Data about app and page elements:
================================

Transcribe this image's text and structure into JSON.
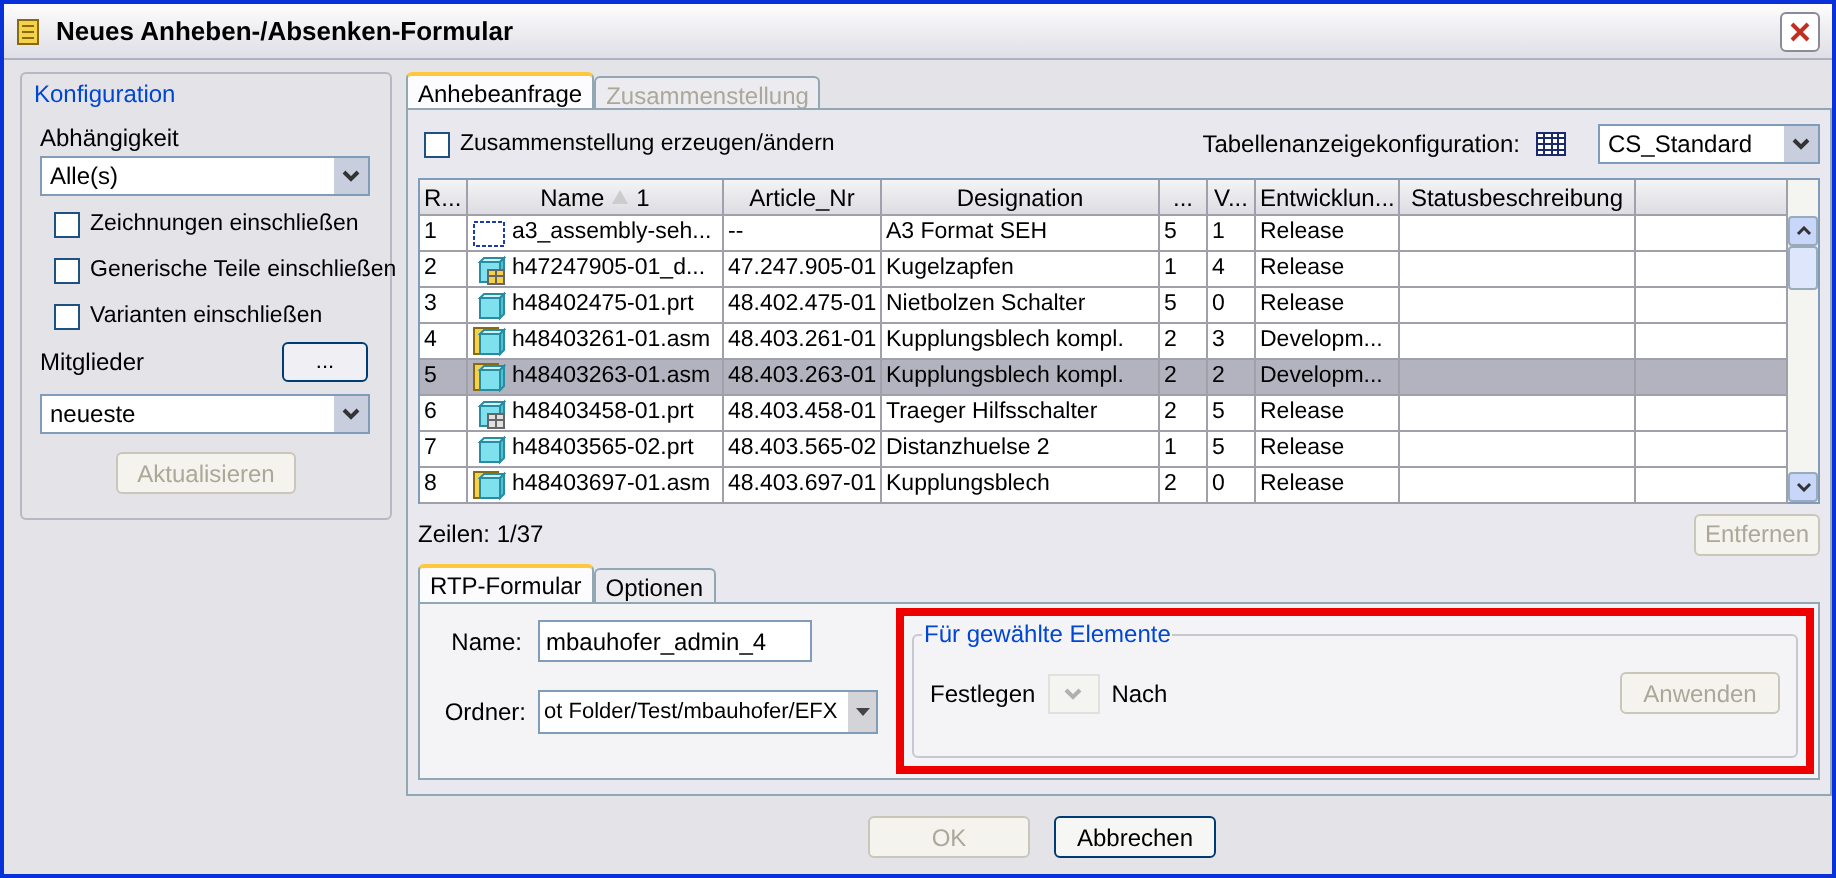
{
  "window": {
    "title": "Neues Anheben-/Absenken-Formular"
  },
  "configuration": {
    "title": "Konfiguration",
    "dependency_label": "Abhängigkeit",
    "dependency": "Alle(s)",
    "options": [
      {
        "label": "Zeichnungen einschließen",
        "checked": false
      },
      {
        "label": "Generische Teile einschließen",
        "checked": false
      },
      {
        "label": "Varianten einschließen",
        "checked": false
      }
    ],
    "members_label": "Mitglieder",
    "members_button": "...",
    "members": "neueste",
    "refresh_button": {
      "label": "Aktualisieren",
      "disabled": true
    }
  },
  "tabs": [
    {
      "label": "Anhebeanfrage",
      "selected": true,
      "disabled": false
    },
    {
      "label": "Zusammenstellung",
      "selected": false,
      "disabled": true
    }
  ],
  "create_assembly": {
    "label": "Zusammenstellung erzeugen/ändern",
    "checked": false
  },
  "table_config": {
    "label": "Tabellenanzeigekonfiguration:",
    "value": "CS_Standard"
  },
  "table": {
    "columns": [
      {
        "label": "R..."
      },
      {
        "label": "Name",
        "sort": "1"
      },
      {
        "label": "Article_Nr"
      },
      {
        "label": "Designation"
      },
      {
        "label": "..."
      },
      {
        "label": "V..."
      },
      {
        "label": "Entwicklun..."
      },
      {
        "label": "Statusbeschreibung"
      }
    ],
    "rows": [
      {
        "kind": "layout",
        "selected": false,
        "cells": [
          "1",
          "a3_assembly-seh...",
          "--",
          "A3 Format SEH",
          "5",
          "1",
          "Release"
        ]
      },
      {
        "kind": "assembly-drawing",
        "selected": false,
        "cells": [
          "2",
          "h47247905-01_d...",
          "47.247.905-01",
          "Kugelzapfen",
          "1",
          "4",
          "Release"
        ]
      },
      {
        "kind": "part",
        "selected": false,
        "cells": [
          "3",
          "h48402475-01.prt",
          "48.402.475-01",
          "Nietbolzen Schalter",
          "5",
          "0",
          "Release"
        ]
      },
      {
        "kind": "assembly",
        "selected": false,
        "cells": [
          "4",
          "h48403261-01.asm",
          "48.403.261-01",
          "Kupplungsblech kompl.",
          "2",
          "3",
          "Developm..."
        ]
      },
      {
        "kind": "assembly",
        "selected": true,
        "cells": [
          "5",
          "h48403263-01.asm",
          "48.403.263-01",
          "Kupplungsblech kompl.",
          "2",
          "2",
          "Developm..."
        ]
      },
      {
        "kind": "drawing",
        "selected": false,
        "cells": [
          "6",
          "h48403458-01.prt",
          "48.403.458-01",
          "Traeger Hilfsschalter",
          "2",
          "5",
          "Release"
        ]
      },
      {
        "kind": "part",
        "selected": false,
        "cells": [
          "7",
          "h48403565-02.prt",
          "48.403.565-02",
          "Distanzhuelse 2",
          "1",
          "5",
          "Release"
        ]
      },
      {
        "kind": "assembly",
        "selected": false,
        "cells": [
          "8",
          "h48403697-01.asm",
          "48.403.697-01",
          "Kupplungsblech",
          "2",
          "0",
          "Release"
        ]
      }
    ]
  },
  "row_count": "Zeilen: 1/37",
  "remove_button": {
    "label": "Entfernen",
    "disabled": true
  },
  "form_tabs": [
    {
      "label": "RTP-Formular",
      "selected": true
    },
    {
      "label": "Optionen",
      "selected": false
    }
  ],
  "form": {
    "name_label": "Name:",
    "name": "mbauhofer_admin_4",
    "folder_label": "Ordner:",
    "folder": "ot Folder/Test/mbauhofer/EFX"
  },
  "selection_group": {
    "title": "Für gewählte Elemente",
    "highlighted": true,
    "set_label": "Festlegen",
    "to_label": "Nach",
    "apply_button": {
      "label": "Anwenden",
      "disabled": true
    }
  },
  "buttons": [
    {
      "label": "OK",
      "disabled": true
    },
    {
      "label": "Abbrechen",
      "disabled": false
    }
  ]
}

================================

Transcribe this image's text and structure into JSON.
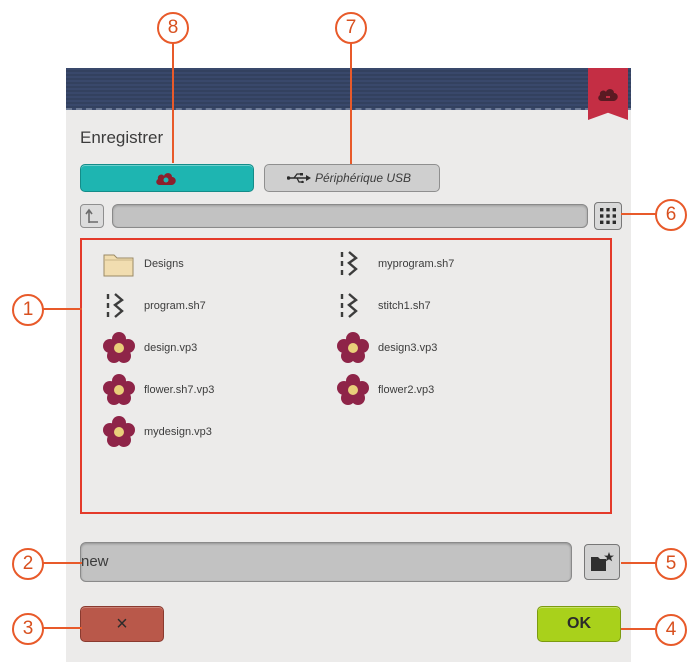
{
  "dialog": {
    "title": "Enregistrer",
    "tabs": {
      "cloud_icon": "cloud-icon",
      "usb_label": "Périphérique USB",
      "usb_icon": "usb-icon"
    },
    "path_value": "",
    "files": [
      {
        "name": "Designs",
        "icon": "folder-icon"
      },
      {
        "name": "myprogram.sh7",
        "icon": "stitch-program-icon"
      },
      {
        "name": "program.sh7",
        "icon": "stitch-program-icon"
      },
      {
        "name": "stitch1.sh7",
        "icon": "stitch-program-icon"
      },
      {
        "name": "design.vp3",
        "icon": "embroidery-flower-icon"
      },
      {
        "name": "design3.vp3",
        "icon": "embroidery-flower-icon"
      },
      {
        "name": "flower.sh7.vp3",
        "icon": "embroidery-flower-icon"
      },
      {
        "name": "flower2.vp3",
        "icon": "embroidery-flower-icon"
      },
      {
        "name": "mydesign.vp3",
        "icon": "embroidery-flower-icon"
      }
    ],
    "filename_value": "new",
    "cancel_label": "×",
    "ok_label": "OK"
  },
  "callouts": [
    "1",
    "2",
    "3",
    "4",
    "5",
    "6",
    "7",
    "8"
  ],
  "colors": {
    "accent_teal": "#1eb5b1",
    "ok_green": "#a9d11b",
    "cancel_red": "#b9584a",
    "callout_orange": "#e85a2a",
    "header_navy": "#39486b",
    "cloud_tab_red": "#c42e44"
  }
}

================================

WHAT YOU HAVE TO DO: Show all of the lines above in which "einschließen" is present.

RESPONSE BOX:
        "label": "Zeichnungen einschließen",
        "label": "Generische Teile einschließen",
        "label": "Varianten einschließen",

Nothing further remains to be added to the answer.